# REQUIRED ACTION:
All lines holding the word "even" in the listing below need to be copied.
--- --- ---
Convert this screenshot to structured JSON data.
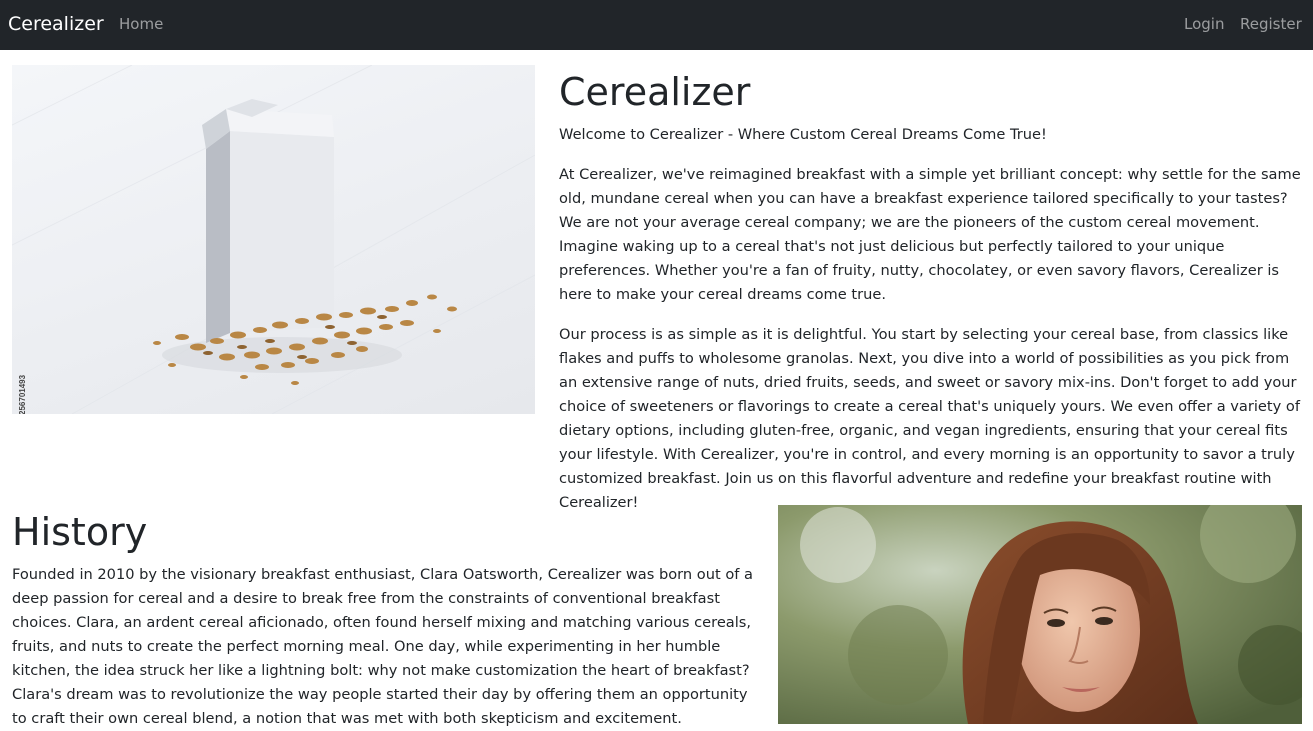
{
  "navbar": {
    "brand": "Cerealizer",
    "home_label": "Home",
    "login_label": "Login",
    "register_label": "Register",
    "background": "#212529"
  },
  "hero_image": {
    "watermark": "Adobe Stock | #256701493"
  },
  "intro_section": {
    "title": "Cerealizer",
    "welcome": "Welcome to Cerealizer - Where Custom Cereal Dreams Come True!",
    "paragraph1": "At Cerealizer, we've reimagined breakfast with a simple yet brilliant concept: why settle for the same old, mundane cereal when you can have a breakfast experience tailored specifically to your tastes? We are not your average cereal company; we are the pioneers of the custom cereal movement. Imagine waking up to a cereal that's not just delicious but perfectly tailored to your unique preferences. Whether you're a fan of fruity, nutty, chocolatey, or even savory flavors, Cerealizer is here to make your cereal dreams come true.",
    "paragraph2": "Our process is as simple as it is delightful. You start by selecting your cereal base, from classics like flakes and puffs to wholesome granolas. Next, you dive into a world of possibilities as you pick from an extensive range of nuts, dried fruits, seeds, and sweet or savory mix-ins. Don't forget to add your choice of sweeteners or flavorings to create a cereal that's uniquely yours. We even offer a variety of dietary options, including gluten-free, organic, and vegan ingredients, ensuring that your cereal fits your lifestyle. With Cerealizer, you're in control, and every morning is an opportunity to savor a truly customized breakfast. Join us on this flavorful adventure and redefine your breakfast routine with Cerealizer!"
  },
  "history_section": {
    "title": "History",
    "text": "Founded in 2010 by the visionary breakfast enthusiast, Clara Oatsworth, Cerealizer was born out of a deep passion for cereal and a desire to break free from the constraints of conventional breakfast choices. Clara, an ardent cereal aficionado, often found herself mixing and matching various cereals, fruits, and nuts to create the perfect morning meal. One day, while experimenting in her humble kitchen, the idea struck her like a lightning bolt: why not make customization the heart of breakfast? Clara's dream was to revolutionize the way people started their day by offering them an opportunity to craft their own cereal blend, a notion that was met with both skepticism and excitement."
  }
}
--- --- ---
# YOUR SOLUTION:
    "paragraph1": "At Cerealizer, we've reimagined breakfast with a simple yet brilliant concept: why settle for the same old, mundane cereal when you can have a breakfast experience tailored specifically to your tastes? We are not your average cereal company; we are the pioneers of the custom cereal movement. Imagine waking up to a cereal that's not just delicious but perfectly tailored to your unique preferences. Whether you're a fan of fruity, nutty, chocolatey, or even savory flavors, Cerealizer is here to make your cereal dreams come true.",
    "paragraph2": "Our process is as simple as it is delightful. You start by selecting your cereal base, from classics like flakes and puffs to wholesome granolas. Next, you dive into a world of possibilities as you pick from an extensive range of nuts, dried fruits, seeds, and sweet or savory mix-ins. Don't forget to add your choice of sweeteners or flavorings to create a cereal that's uniquely yours. We even offer a variety of dietary options, including gluten-free, organic, and vegan ingredients, ensuring that your cereal fits your lifestyle. With Cerealizer, you're in control, and every morning is an opportunity to savor a truly customized breakfast. Join us on this flavorful adventure and redefine your breakfast routine with Cerealizer!"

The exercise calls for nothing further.